▶ Exercise details
What lines in the entries below contain the word "snapshots"? Copy all of them.

▶ Material shown
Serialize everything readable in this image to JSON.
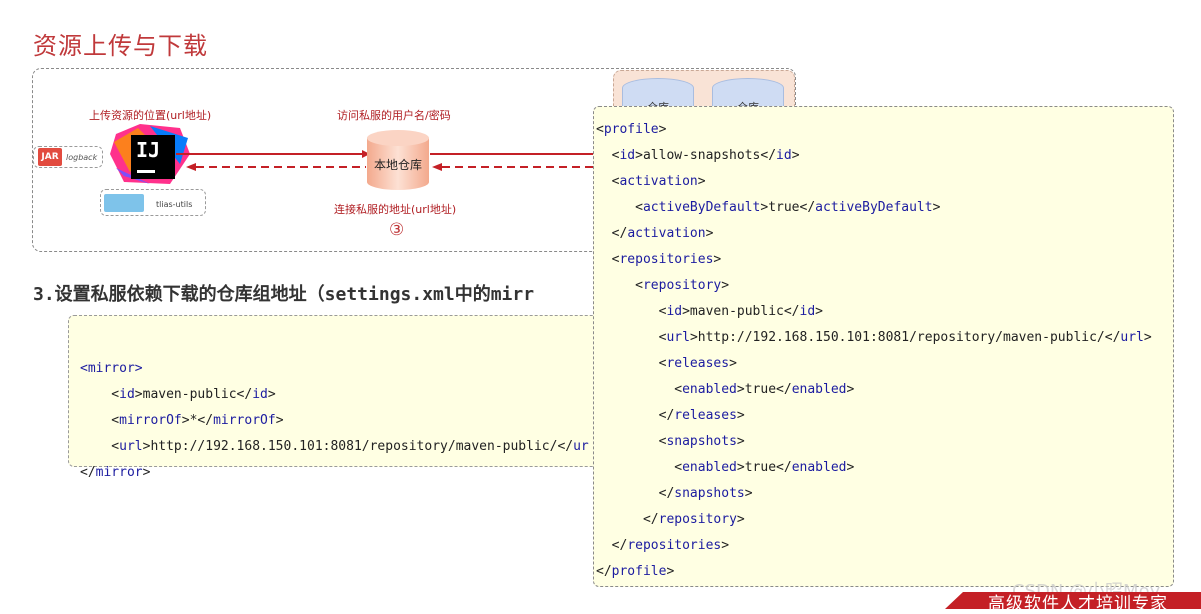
{
  "title": "资源上传与下载",
  "diagram": {
    "upload_label": "上传资源的位置(url地址)",
    "credentials_label": "访问私服的用户名/密码",
    "local_repo_label": "本地仓库",
    "connect_label": "连接私服的地址(url地址)",
    "step_number": "③",
    "jar_name": "logback",
    "jar_badge": "JAR",
    "folder_name": "tlias-utils",
    "ij_text": "IJ",
    "warehouse_1": "仓库",
    "warehouse_2": "仓库"
  },
  "section_heading": "3.设置私服依赖下载的仓库组地址（settings.xml中的mirr",
  "mirror_code": {
    "open": "mirror",
    "lines": [
      {
        "tag": "id",
        "value": "maven-public"
      },
      {
        "tag": "mirrorOf",
        "value": "*"
      },
      {
        "tag": "url",
        "value": "http://192.168.150.101:8081/repository/maven-public/"
      }
    ],
    "url_truncated": "http://192.168.150.101:8081/repository/maven-public/</ur"
  },
  "profile_code": {
    "lines": [
      "<profile>",
      "  <id>allow-snapshots</id>",
      "  <activation>",
      "     <activeByDefault>true</activeByDefault>",
      "  </activation>",
      "  <repositories>",
      "     <repository>",
      "        <id>maven-public</id>",
      "        <url>http://192.168.150.101:8081/repository/maven-public/</url>",
      "        <releases>",
      "          <enabled>true</enabled>",
      "        </releases>",
      "        <snapshots>",
      "          <enabled>true</enabled>",
      "        </snapshots>",
      "      </repository>",
      "  </repositories>",
      "</profile>"
    ]
  },
  "footer": {
    "watermark": "CSDN @小昭Moy",
    "banner": "高级软件人才培训专家"
  }
}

▶ Response
      "  <id>allow-snapshots</id>",
      "        <snapshots>",
      "        </snapshots>",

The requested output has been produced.